3. Remember that what gets rewarded, gets repeated. Your employees are going to behave in ways that get reinforced by their executives and managers. If you are a company that is highly regulated and needs to minimize risk, don’t ask for a culture of creativity when in fact you need attention to details. Ask yourself if the behaviors you are asking for are required to be successful in your business. Then once you have those behaviors defined anchor them to performance measures. Measuring employees on their accomplishments to both goals and behaviors is a great practice to ensure that you get results in the ways you want them achieved. It sends a clear message of what is rewarded in the company.
Once you have the best behaviors for your future defined, you can start aligning training, assessing the current culture through surveys, or improving other aspects of engagement.
ABOUT Propel Forward LLC

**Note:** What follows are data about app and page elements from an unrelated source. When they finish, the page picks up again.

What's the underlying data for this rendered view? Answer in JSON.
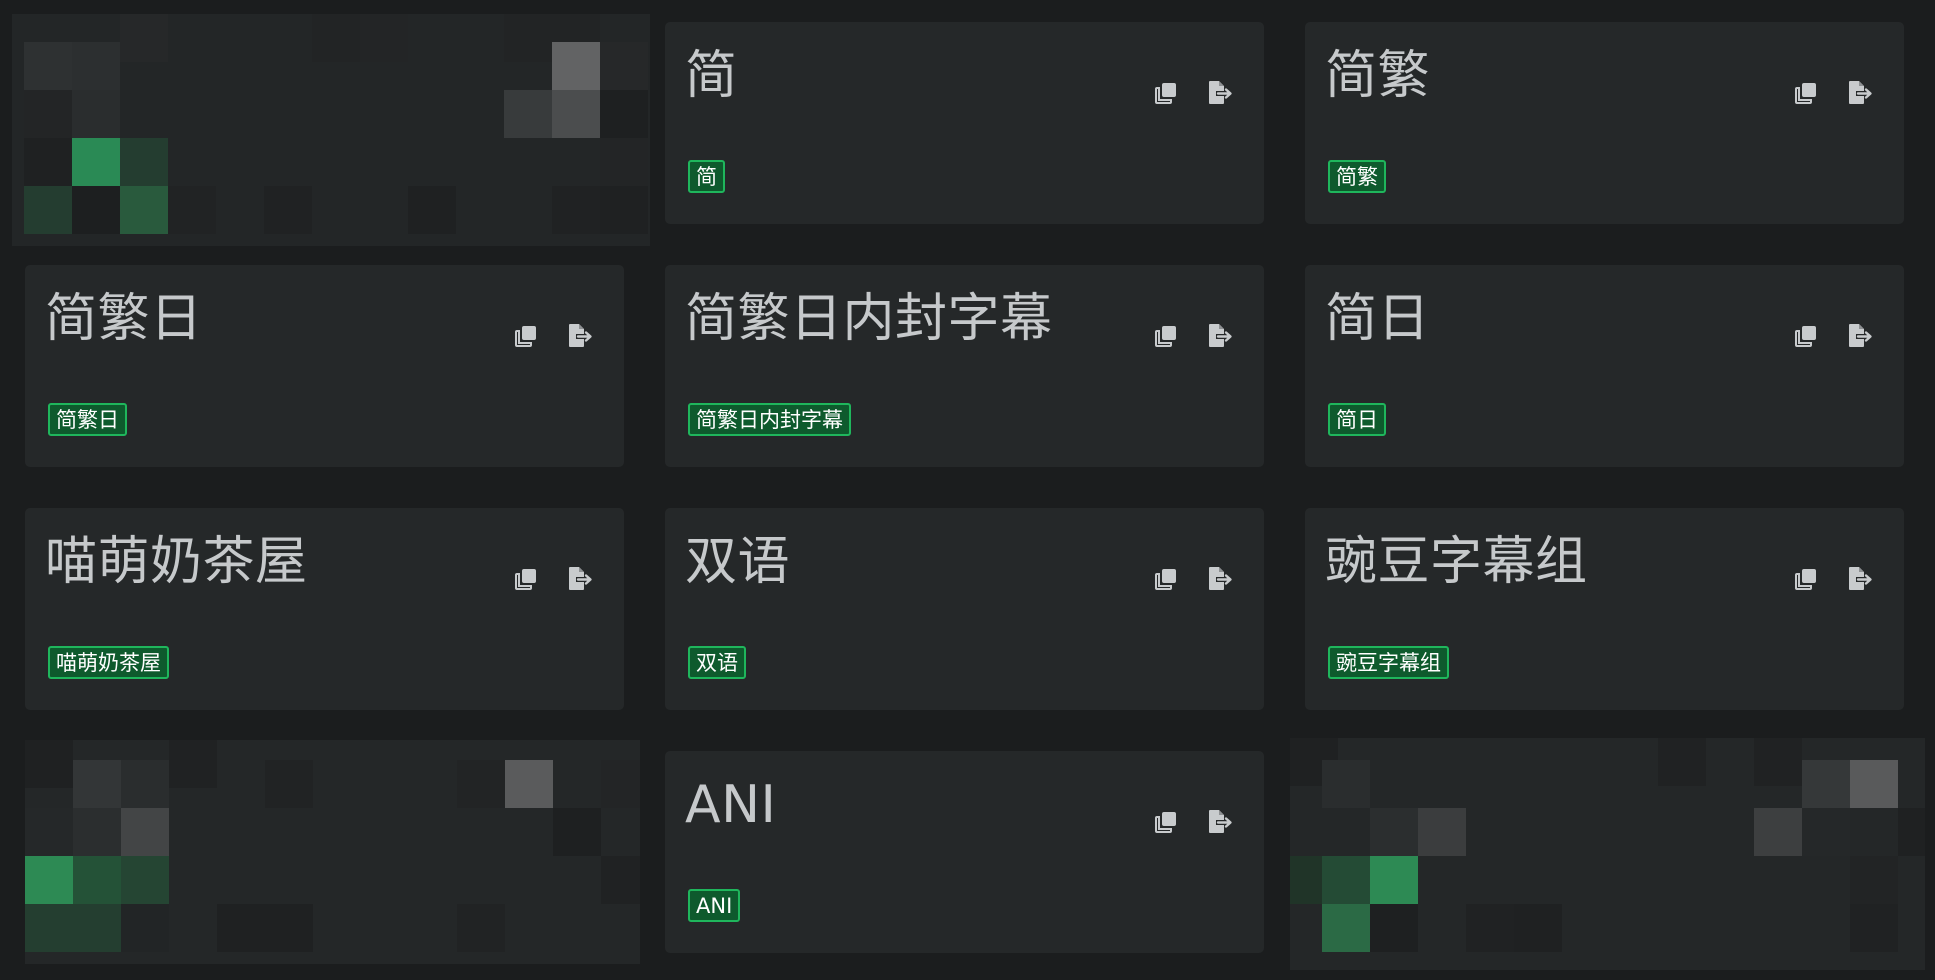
{
  "cards": [
    {
      "title": "简",
      "tag": "简"
    },
    {
      "title": "简繁",
      "tag": "简繁"
    },
    {
      "title": "简繁日",
      "tag": "简繁日"
    },
    {
      "title": "简繁日内封字幕",
      "tag": "简繁日内封字幕"
    },
    {
      "title": "简日",
      "tag": "简日"
    },
    {
      "title": "喵萌奶茶屋",
      "tag": "喵萌奶茶屋"
    },
    {
      "title": "双语",
      "tag": "双语"
    },
    {
      "title": "豌豆字幕组",
      "tag": "豌豆字幕组"
    },
    {
      "title": "ANI",
      "tag": "ANI"
    }
  ],
  "icons": {
    "copy": "copy-icon",
    "export": "file-export-icon"
  },
  "colors": {
    "page_background": "#1b1d1e",
    "card_background": "#252829",
    "title_text": "#c6c9cb",
    "tag_border": "#1fb65c",
    "tag_fill": "#0e5a2d",
    "icon": "#c8cbcd"
  }
}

Propel Forward LLC is a business consulting firm providing consulting, coaching and learning solutions on vision, strategy, organizational design, culture and leader capability. Owner Carlann Fergusson is an expert with twenty-five years of experience with global Fortune 500 companies, privately owned businesses, state and federal governments, and non-profits. She brings proven diagnostic skills and keen insights to deliver a solution tied to your desired business results.